Of course, how can this be when central banks are responsible for printing the money that causes inflation in the first place?
By constantly confronting central bank decisions, those involved in the process make it look fairly clinical. The system itself is never questioned, only outcomes.
Plosser said in response to audience questions that he's "worried that the actions we are taking to make our balance sheet bigger entail risks and those risks could be quite substantial." The central bank may "be forced into selling assets in the open market" when it needs to reduce stimulus, he said. Policy makers "must be aware of the consequences," from their decisions.
Note how carefully the article refers to Plosser, et al. as "policy makers." It is a clinical phrase and one that appeals to those who want to believe that "monetary policy" is a technocratic venture.
It is not, of course. Wielding the power of trillions, the elites who want to remake the world start wars, create depressions and generally keep people in a state of fear and depression via scarcity memes.
The world is running out of everything and too many people are crammed into a tiny planet. Never mind that the world's population could fit into the tiny state of Connecticut with room to spare. There are too many of "them" ... (us).
The efficacy of fiat-money monoply printing is a foundational dominant social theme of the elite and one that is assiduously cultivated. Those like Plosser and Corker who enunciate its advantages may even believe in the institution and its dynamics. Sincerity surely helps provide credibility.
And such arguments are repeated, broadcast and otherwise disseminated with the idea that it is people that are at fault, not the larger institutions.
The idea of technocracy is unfortunately a beguiling one. Since the Age of Reason, we've been taught that man is fallible but if He erects the proper institutions, we can somehow aspire to perfection.
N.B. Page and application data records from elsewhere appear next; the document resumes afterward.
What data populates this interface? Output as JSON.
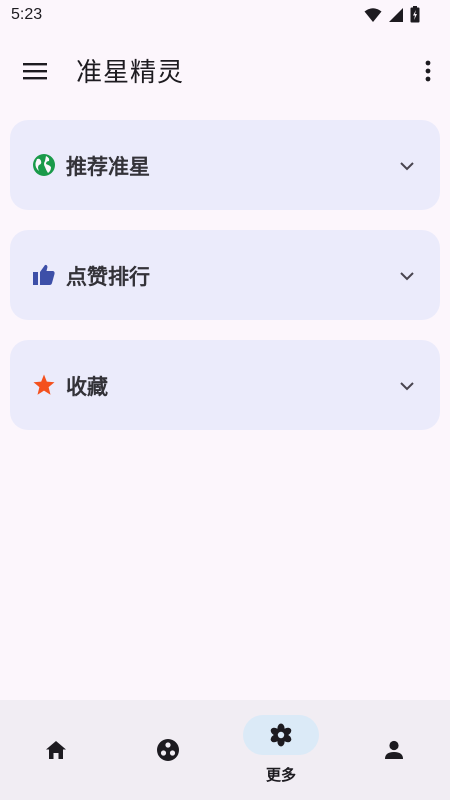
{
  "status_bar": {
    "time": "5:23",
    "icons": [
      "wifi-icon",
      "signal-icon",
      "battery-icon"
    ]
  },
  "app_bar": {
    "title": "准星精灵",
    "left_icon": "menu-icon",
    "right_icon": "more-vert-icon"
  },
  "sections": [
    {
      "label": "推荐准星",
      "icon": "globe-icon",
      "icon_color": "#1a9a4a",
      "expand_icon": "chevron-down-icon"
    },
    {
      "label": "点赞排行",
      "icon": "thumb-up-icon",
      "icon_color": "#3d4fa8",
      "expand_icon": "chevron-down-icon"
    },
    {
      "label": "收藏",
      "icon": "star-icon",
      "icon_color": "#f4511e",
      "expand_icon": "chevron-down-icon"
    }
  ],
  "bottom_nav": {
    "items": [
      {
        "icon": "home-icon",
        "label": ""
      },
      {
        "icon": "scatter-icon",
        "label": ""
      },
      {
        "icon": "flower-icon",
        "label": "更多",
        "active": true
      },
      {
        "icon": "person-icon",
        "label": ""
      }
    ]
  },
  "colors": {
    "background": "#fcf6fc",
    "card": "#ebebfb",
    "nav_bar": "#f1edf3",
    "active_pill": "#dbeaf7"
  }
}
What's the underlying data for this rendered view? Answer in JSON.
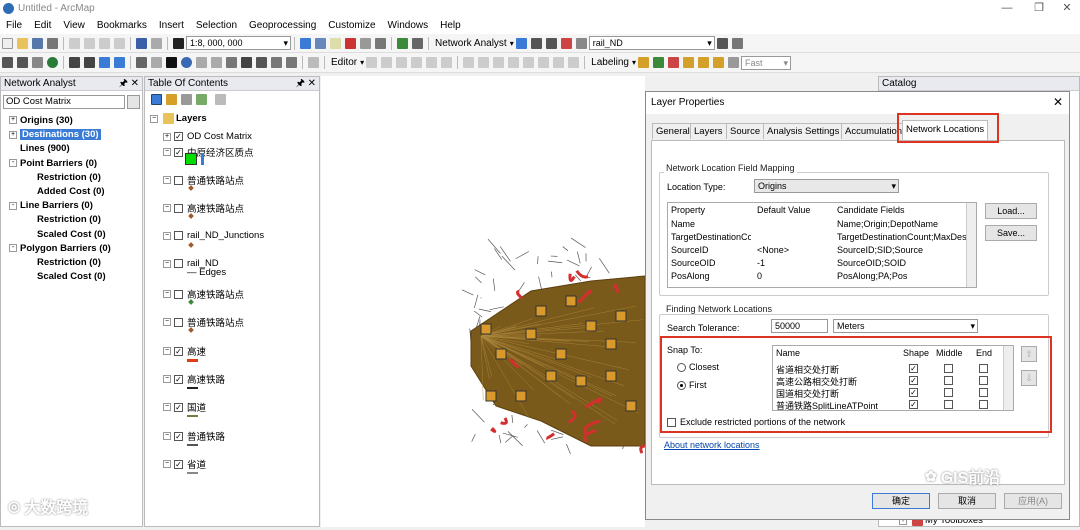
{
  "app": {
    "title": "Untitled - ArcMap"
  },
  "menu": [
    "File",
    "Edit",
    "View",
    "Bookmarks",
    "Insert",
    "Selection",
    "Geoprocessing",
    "Customize",
    "Windows",
    "Help"
  ],
  "toolbar": {
    "scale": "1:8, 000, 000",
    "network_analyst_label": "Network Analyst",
    "network_dataset": "rail_ND",
    "editor_label": "Editor",
    "labeling_label": "Labeling",
    "fast_label": "Fast"
  },
  "network_analyst_window": {
    "title": "Network Analyst",
    "layer_select": "OD Cost Matrix",
    "items": [
      {
        "label": "Origins (30)",
        "level": 0,
        "expand": "+"
      },
      {
        "label": "Destinations (30)",
        "level": 0,
        "expand": "+",
        "selected": true
      },
      {
        "label": "Lines (900)",
        "level": 0,
        "expand": ""
      },
      {
        "label": "Point Barriers (0)",
        "level": 0,
        "expand": "-"
      },
      {
        "label": "Restriction (0)",
        "level": 1
      },
      {
        "label": "Added Cost (0)",
        "level": 1
      },
      {
        "label": "Line Barriers (0)",
        "level": 0,
        "expand": "-"
      },
      {
        "label": "Restriction (0)",
        "level": 1
      },
      {
        "label": "Scaled Cost (0)",
        "level": 1
      },
      {
        "label": "Polygon Barriers (0)",
        "level": 0,
        "expand": "-"
      },
      {
        "label": "Restriction (0)",
        "level": 1
      },
      {
        "label": "Scaled Cost (0)",
        "level": 1
      }
    ]
  },
  "toc": {
    "title": "Table Of Contents",
    "root": "Layers",
    "layers": [
      {
        "label": "OD Cost Matrix",
        "checked": true
      },
      {
        "label": "中原经济区质点",
        "checked": true
      },
      {
        "label": "普通铁路站点",
        "checked": false
      },
      {
        "label": "高速铁路站点",
        "checked": false
      },
      {
        "label": "rail_ND_Junctions",
        "checked": false
      },
      {
        "label": "rail_ND",
        "checked": false,
        "sub": "Edges"
      },
      {
        "label": "高速铁路站点",
        "checked": false
      },
      {
        "label": "普通铁路站点",
        "checked": false
      },
      {
        "label": "高速",
        "checked": true
      },
      {
        "label": "高速铁路",
        "checked": true
      },
      {
        "label": "国道",
        "checked": true
      },
      {
        "label": "普通铁路",
        "checked": true
      },
      {
        "label": "省道",
        "checked": true
      }
    ]
  },
  "catalog": {
    "title": "Catalog",
    "toolboxes": "My Toolboxes"
  },
  "dialog": {
    "title": "Layer Properties",
    "tabs": [
      "General",
      "Layers",
      "Source",
      "Analysis Settings",
      "Accumulation",
      "Network Locations"
    ],
    "mapping_group": "Network Location Field Mapping",
    "location_type_label": "Location Type:",
    "location_type_value": "Origins",
    "grid_headers": [
      "Property",
      "Default Value",
      "Candidate Fields"
    ],
    "grid_rows": [
      [
        "Name",
        "",
        "Name;Origin;DepotName"
      ],
      [
        "TargetDestinationCo...",
        "",
        "TargetDestinationCount;MaxDes..."
      ],
      [
        "SourceID",
        "<None>",
        "SourceID;SID;Source"
      ],
      [
        "SourceOID",
        "-1",
        "SourceOID;SOID"
      ],
      [
        "PosAlong",
        "0",
        "PosAlong;PA;Pos"
      ]
    ],
    "load_button": "Load...",
    "save_button": "Save...",
    "finding_group": "Finding Network Locations",
    "tolerance_label": "Search Tolerance:",
    "tolerance_value": "50000",
    "tolerance_unit": "Meters",
    "snap_label": "Snap To:",
    "closest_label": "Closest",
    "first_label": "First",
    "snap_headers": [
      "Name",
      "Shape",
      "Middle",
      "End"
    ],
    "snap_rows": [
      {
        "name": "省道相交处打断",
        "shape": true
      },
      {
        "name": "高速公路相交处打断",
        "shape": true
      },
      {
        "name": "国道相交处打断",
        "shape": true
      },
      {
        "name": "普通铁路SplitLineATPoint",
        "shape": true
      }
    ],
    "exclude_label": "Exclude restricted portions of the network",
    "about_link": "About network locations",
    "ok_button": "确定",
    "cancel_button": "取消",
    "apply_button": "应用(A)"
  },
  "watermarks": {
    "left": "大数跨境",
    "right": "GIS前沿"
  },
  "colors": {
    "accent_red": "#d32f2f",
    "selected_bg": "#3a7bd5",
    "map_fill": "#7a5a1a"
  }
}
Nowhere has the technocratic meme been more forcefully applied than to central banking and its acolytes. We shall see as the 21st century unwinds whether this meme proves resistant or begins to crumble under the exposure of the Internet's alternative media.
Conclusion: Our perspective, presented here many times, is that the theme of central banking as a necessary component of modernity is already beginning to unravel. The next great battle may be over what the elites intend to replace it with.